[BERLIN] Weaker domestic demand caused a plunge in German engineering orders in July while growth in manufacturing slowed slightly in August, data showed on Thursday, suggesting factories in Europe's biggest economy are facing headwinds.
The latest figures reflected growing concern that the German economy is set for an economic slowdown, after its surprisingly strong performance in the first half of the year, as domestic demand fails to offset an increasing malaise in exports.
The IWH economic institute said on Thursday German growth would pick up to 1.9 per cent this year from 1.7 per cent in 2015 due to higher household and state spending, but it would slow to 1.2 per cent in 2017 as weaker exports are expected to hit manufacturers.
Germany's VDMA industry association said engineering orders dropped by 19 per cent in real terms from the previous year in July. Domestic orders dropped by 34 per cent while bookings from abroad fell by 9 per cent.
VDMA chief economist Ralph Wiechers attributed the steep drop mainly to an unusually strong rise in domestic orders for large industrial plants in July 2015.
But engineering orders also fell in the less volatile three-month comparison. Between May and July, they were down by 7 per cent on the year, with domestic demand falling by 11 per cent and foreign orders slipping by 4 per cent.
"Overall we feel that there is uncertainty in many export markets about future economic developments," Mr Wiechers said.
The engineering data came after a survey among purchasing managers showed activity in the manufacturing sector slowed slightly in August, while remaining solid overall.
Markit's Purchasing Managers' Index (PMI) for manufacturing, which accounts for about a fifth of the German economy, edged down to 53.6 in August from 53.8 in July.
That was in line with a flash reading and well above the 50 line that separates growth from contraction.
"Although the PMI had edged down slightly since July, today's survey results highlight that Germany's goods-producing sector remains generally in good shape," Markit economist Oliver Kolodseike said.

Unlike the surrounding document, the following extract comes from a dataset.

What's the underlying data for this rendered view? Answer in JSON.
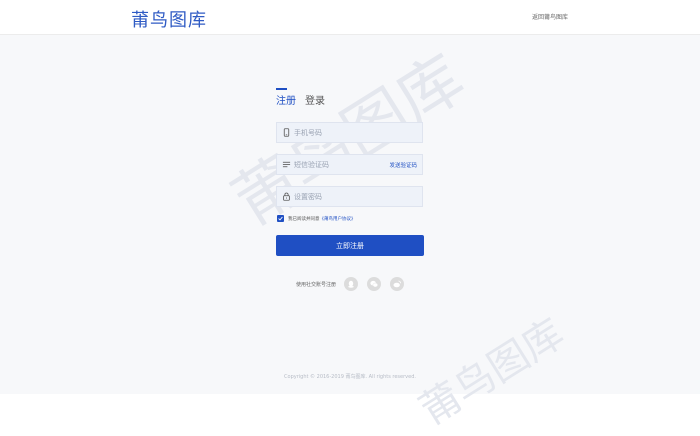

The survey figures for production and new business were among the strongest seen in the past two years, with foreign demand rising sharply, Mr Kolodseike added.
The overall solid reading provided some welcome news after last week's Ifo index showed that business morale deteriorated in August, with Britain's vote in June to leave the European Union depressing sentiment among German executives.
Economists are divided on how much Britain's vote to leave the EU will weaken German exports and consequently lower growth rates in the coming quarters.
The DIW economic institute expects economic growth to slow to 0.3 per cent in the third quarter from 0.4 per cent in the three months to June, partly because of Brexit. Other analysts have said Germany's vibrant domestic economy forecast could underpin growth of 0.5 per cent in the third quarter.
For 2016 as a whole, the central bank and the government both expect rising private consumption and higher state spending to drive an overall rate of expansion of 1.7 per cent.